Generally speaking, a divorce obtained in another state will also be recognized in Texas based on the guiding principal of “comity,” or courtesy and consideration. But what if your divorce was granted in a foreign land?
The United States is not party to any treaties that requires courts here to recognize a divorce decree in a foreign land. Because the principle of comity is still important, however, many foreign divorces will be recognized in this country as long as:
- Both parties were properly served with notice of the pending proceedings (so that they could object or defend their interests)
- Both parties had an opportunity to be heard during the proceedings, if they so desire
- At least one party to the divorce was a resident of the United States at the time of the proceedings
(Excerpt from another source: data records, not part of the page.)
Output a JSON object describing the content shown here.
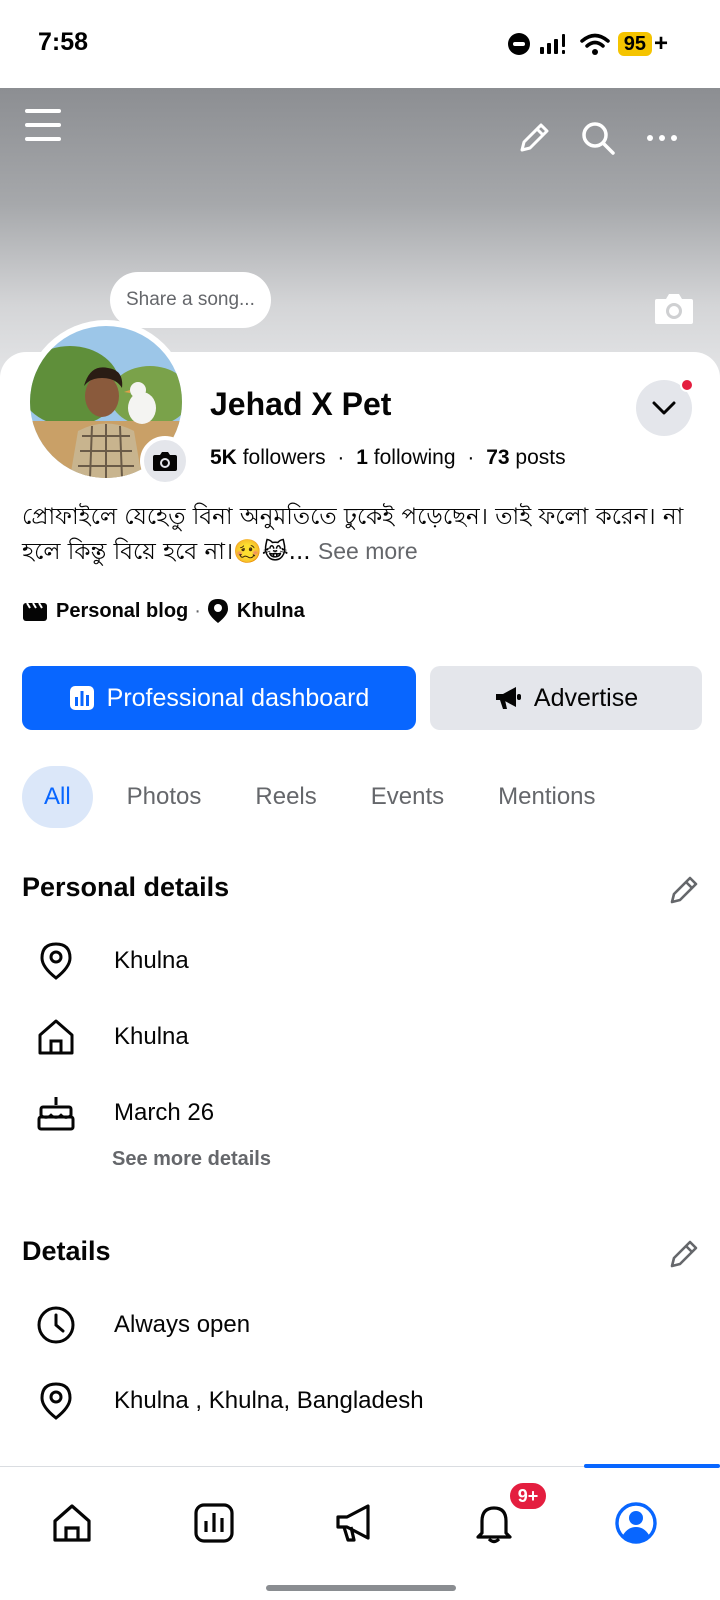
{
  "status_bar": {
    "time": "7:58",
    "battery": "95",
    "battery_suffix": "+"
  },
  "cover": {
    "icons": [
      "menu-icon",
      "pencil-icon",
      "search-icon",
      "more-icon",
      "camera-icon"
    ],
    "colors": {
      "top": "#8c8e92",
      "bottom": "#e4e5e7"
    }
  },
  "song_bubble": {
    "placeholder": "Share a song..."
  },
  "profile": {
    "name": "Jehad X Pet",
    "stats": {
      "followers_count": "5K",
      "followers_label": "followers",
      "following_count": "1",
      "following_label": "following",
      "posts_count": "73",
      "posts_label": "posts",
      "separator": "·"
    },
    "bio": "প্রোফাইলে যেহেতু বিনা অনুমতিতে ঢুকেই পড়েছেন। তাই ফলো করেন। না হলে কিন্তু বিয়ে হবে না।🥴😹...",
    "bio_see_more": "See more",
    "category": "Personal blog",
    "location": "Khulna",
    "meta_separator": "·"
  },
  "actions": {
    "primary_label": "Professional dashboard",
    "secondary_label": "Advertise",
    "accent": "#0866ff"
  },
  "tabs": [
    {
      "label": "All",
      "active": true
    },
    {
      "label": "Photos",
      "active": false
    },
    {
      "label": "Reels",
      "active": false
    },
    {
      "label": "Events",
      "active": false
    },
    {
      "label": "Mentions",
      "active": false
    }
  ],
  "personal_details": {
    "title": "Personal details",
    "items": [
      {
        "icon": "location-pin-icon",
        "text": "Khulna"
      },
      {
        "icon": "home-icon",
        "text": "Khulna"
      },
      {
        "icon": "birthday-cake-icon",
        "text": "March 26"
      }
    ],
    "see_more": "See more details"
  },
  "details": {
    "title": "Details",
    "items": [
      {
        "icon": "clock-icon",
        "text": "Always open"
      },
      {
        "icon": "location-pin-icon",
        "text": "Khulna , Khulna, Bangladesh"
      }
    ]
  },
  "bottom_nav": {
    "items": [
      "home-icon",
      "dashboard-icon",
      "megaphone-icon",
      "notifications-icon",
      "profile-icon"
    ],
    "notification_badge": "9+",
    "active": "profile-icon"
  }
}
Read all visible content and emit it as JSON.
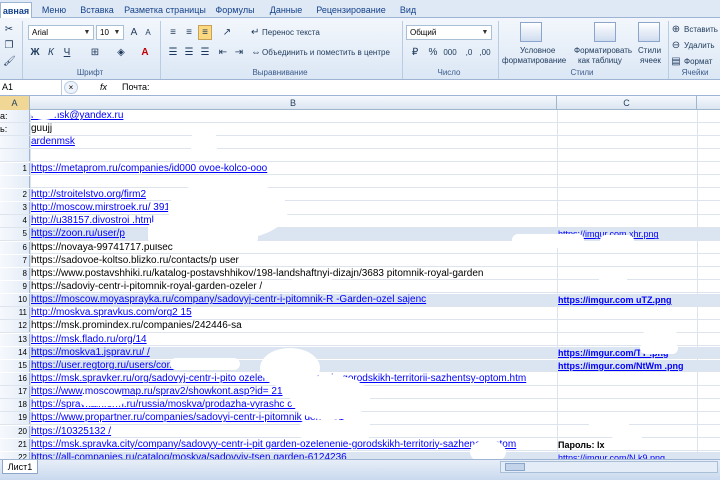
{
  "tabs": [
    "авная",
    "Меню",
    "Вставка",
    "Разметка страницы",
    "Формулы",
    "Данные",
    "Рецензирование",
    "Вид"
  ],
  "ribbon": {
    "font_name": "Arial",
    "font_size": "10",
    "wrap_text": "Перенос текста",
    "merge_center": "Объединить и поместить в центре",
    "number_format": "Общий",
    "cond_format_1": "Условное",
    "cond_format_2": "форматирование",
    "format_table_1": "Форматировать",
    "format_table_2": "как таблицу",
    "cell_styles_1": "Стили",
    "cell_styles_2": "ячеек",
    "insert": "Вставить",
    "delete": "Удалить",
    "format": "Формат",
    "groups": {
      "font": "Шрифт",
      "alignment": "Выравнивание",
      "number": "Число",
      "styles": "Стили",
      "cells": "Ячейки"
    }
  },
  "formula_bar": {
    "name_box": "A1",
    "fx": "fx",
    "value": "Почта:"
  },
  "columns": {
    "a": "A",
    "b": "B",
    "c": "C"
  },
  "rows": [
    {
      "num": "",
      "a": "a:",
      "b": "rdenmsk@yandex.ru",
      "c": "",
      "b_link": true,
      "c_link": false,
      "c_bold": false,
      "hl": false
    },
    {
      "num": "",
      "a": "ь:",
      "b": "guujj",
      "c": "",
      "b_link": false,
      "c_link": false,
      "c_bold": false,
      "hl": false
    },
    {
      "num": "",
      "a": "",
      "b": "ardenmsk",
      "c": "",
      "b_link": true,
      "c_link": false,
      "c_bold": false,
      "hl": false
    },
    {
      "num": "",
      "a": "",
      "b": "",
      "c": "",
      "b_link": false,
      "c_link": false,
      "c_bold": false,
      "hl": false
    },
    {
      "num": "1",
      "a": "",
      "b": "https://metaprom.ru/companies/id000                    ovoe-kolco-ooo",
      "c": "",
      "b_link": true,
      "c_link": false,
      "c_bold": false,
      "hl": false
    },
    {
      "num": "",
      "a": "",
      "b": "",
      "c": "",
      "b_link": false,
      "c_link": false,
      "c_bold": false,
      "hl": false
    },
    {
      "num": "2",
      "a": "",
      "b": "http://stroitelstvo.org/firm2",
      "c": "",
      "b_link": true,
      "c_link": false,
      "c_bold": false,
      "hl": false
    },
    {
      "num": "3",
      "a": "",
      "b": "http://moscow.mirstroek.ru/                 391/",
      "c": "",
      "b_link": true,
      "c_link": false,
      "c_bold": false,
      "hl": false
    },
    {
      "num": "4",
      "a": "",
      "b": "http://u38157.divostroi                 .html",
      "c": "",
      "b_link": true,
      "c_link": false,
      "c_bold": false,
      "hl": false
    },
    {
      "num": "5",
      "a": "",
      "b": "https://zoon.ru/user/p",
      "c": "https://imgur.com          xhr.png",
      "b_link": true,
      "c_link": true,
      "c_bold": false,
      "hl": true
    },
    {
      "num": "6",
      "a": "",
      "b": "https://novaya-99741717.pulsec",
      "c": "",
      "b_link": false,
      "c_link": false,
      "c_bold": false,
      "hl": false
    },
    {
      "num": "7",
      "a": "",
      "b": "https://sadovoe-koltso.blizko.ru/contacts/p           user",
      "c": "",
      "b_link": false,
      "c_link": false,
      "c_bold": false,
      "hl": false
    },
    {
      "num": "8",
      "a": "",
      "b": "https://www.postavshhiki.ru/katalog-postavshhikov/198-landshaftnyi-dizajn/3683               pitomnik-royal-garden",
      "c": "",
      "b_link": false,
      "c_link": false,
      "c_bold": false,
      "hl": false
    },
    {
      "num": "9",
      "a": "",
      "b": "https://sadoviy-centr-i-pitomnik-royal-garden-ozeler                    /",
      "c": "",
      "b_link": false,
      "c_link": false,
      "c_bold": false,
      "hl": false
    },
    {
      "num": "10",
      "a": "",
      "b": "https://moscow.moyasprayka.ru/company/sadovyj-centr-i-pitomnik-R     -Garden-ozel                         sajenc",
      "c": "https://imgur.com       uTZ.png",
      "b_link": true,
      "c_link": true,
      "c_bold": true,
      "hl": true
    },
    {
      "num": "11",
      "a": "",
      "b": "http://moskva.spravkus.com/org2          15",
      "c": "",
      "b_link": true,
      "c_link": false,
      "c_bold": false,
      "hl": false
    },
    {
      "num": "12",
      "a": "",
      "b": "https://msk.promindex.ru/companies/242446-sa",
      "c": "",
      "b_link": false,
      "c_link": false,
      "c_bold": false,
      "hl": false
    },
    {
      "num": "13",
      "a": "",
      "b": "https://msk.flado.ru/org/14",
      "c": "",
      "b_link": true,
      "c_link": false,
      "c_bold": false,
      "hl": false
    },
    {
      "num": "14",
      "a": "",
      "b": "https://moskva1.jsprav.ru/           /",
      "c": "https://imgur.com/TT         .png",
      "b_link": true,
      "c_link": true,
      "c_bold": true,
      "hl": true
    },
    {
      "num": "15",
      "a": "",
      "b": "https://user.regtorg.ru/users/comp/?ok=           1",
      "c": "https://imgur.com/NtWm       .png",
      "b_link": true,
      "c_link": true,
      "c_bold": true,
      "hl": true
    },
    {
      "num": "16",
      "a": "",
      "b": "https://msk.spravker.ru/org/sadovyj-centr-i-pito              ozelenenie-ozelenenie-gorodskikh-territorii-sazhentsy-optom.htm",
      "c": "",
      "b_link": true,
      "c_link": false,
      "c_bold": false,
      "hl": false
    },
    {
      "num": "17",
      "a": "",
      "b": "https://www.moscowmap.ru/sprav2/showkont.asp?id=            21",
      "c": "",
      "b_link": true,
      "c_link": false,
      "c_bold": false,
      "hl": false
    },
    {
      "num": "18",
      "a": "",
      "b": "https://spravkainform.ru/russia/moskva/prodazha-vyrashc              cvetov/             /",
      "c": "",
      "b_link": true,
      "c_link": false,
      "c_bold": false,
      "hl": false
    },
    {
      "num": "19",
      "a": "",
      "b": "https://www.propartner.ru/companies/sadovyi-centr-i-pitomnik              den-       851",
      "c": "",
      "b_link": true,
      "c_link": false,
      "c_bold": false,
      "hl": false
    },
    {
      "num": "20",
      "a": "",
      "b": "https://10325132           /",
      "c": "",
      "b_link": true,
      "c_link": false,
      "c_bold": false,
      "hl": false
    },
    {
      "num": "21",
      "a": "",
      "b": "https://msk.spravka.city/company/sadovyy-centr-i-pit              garden-ozelenenie-gorodskikh-territoriy-sazhency-optom",
      "c": "Пароль:           lx",
      "b_link": true,
      "c_link": false,
      "c_bold": true,
      "hl": false
    },
    {
      "num": "22",
      "a": "",
      "b": "https://all-companies.ru/catalog/moskva/sadovyiy-tsen           garden-6124236",
      "c": "https://imgur.com/N         k9.png",
      "b_link": true,
      "c_link": true,
      "c_bold": false,
      "hl": true
    },
    {
      "num": "23",
      "a": "",
      "b": "https://orghost.ru/moskva/com-sadovyj-tsentr-i-pitomnik-ro          -ozelenenie-gorodskikh-territoriy-sazhentsy-optom",
      "c": "",
      "b_link": true,
      "c_link": false,
      "c_bold": false,
      "hl": false
    }
  ],
  "status": {
    "sheet": "Лист1"
  }
}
That last rule may not be applied in all states, but it is commonly used to prevent “forum shopping” by people seeking to circumvent the process of a divorce in the United States in order to get a “quickie” divorce.
Because each state is left to its own decisions on the issue, there can often be complications.
This may particularly be true in Texas. In 2017, Texas Governor Greg Abbot signed House Bill 45 into law. Commonly heralded as an “anti-Sharia” law and known as “American Law for American Courts,” the new law is designed to shield people in family court cases from situations where their constitutional rights might be violated or public policy might be thwarted in family legal cases under a foreign ruling.
If your divorce was granted in a foreign land and you want it to be recognized in Texas — or wish to fight the ruling — it’s more important than ever to speak with an attorney who can help you explore all your legal options.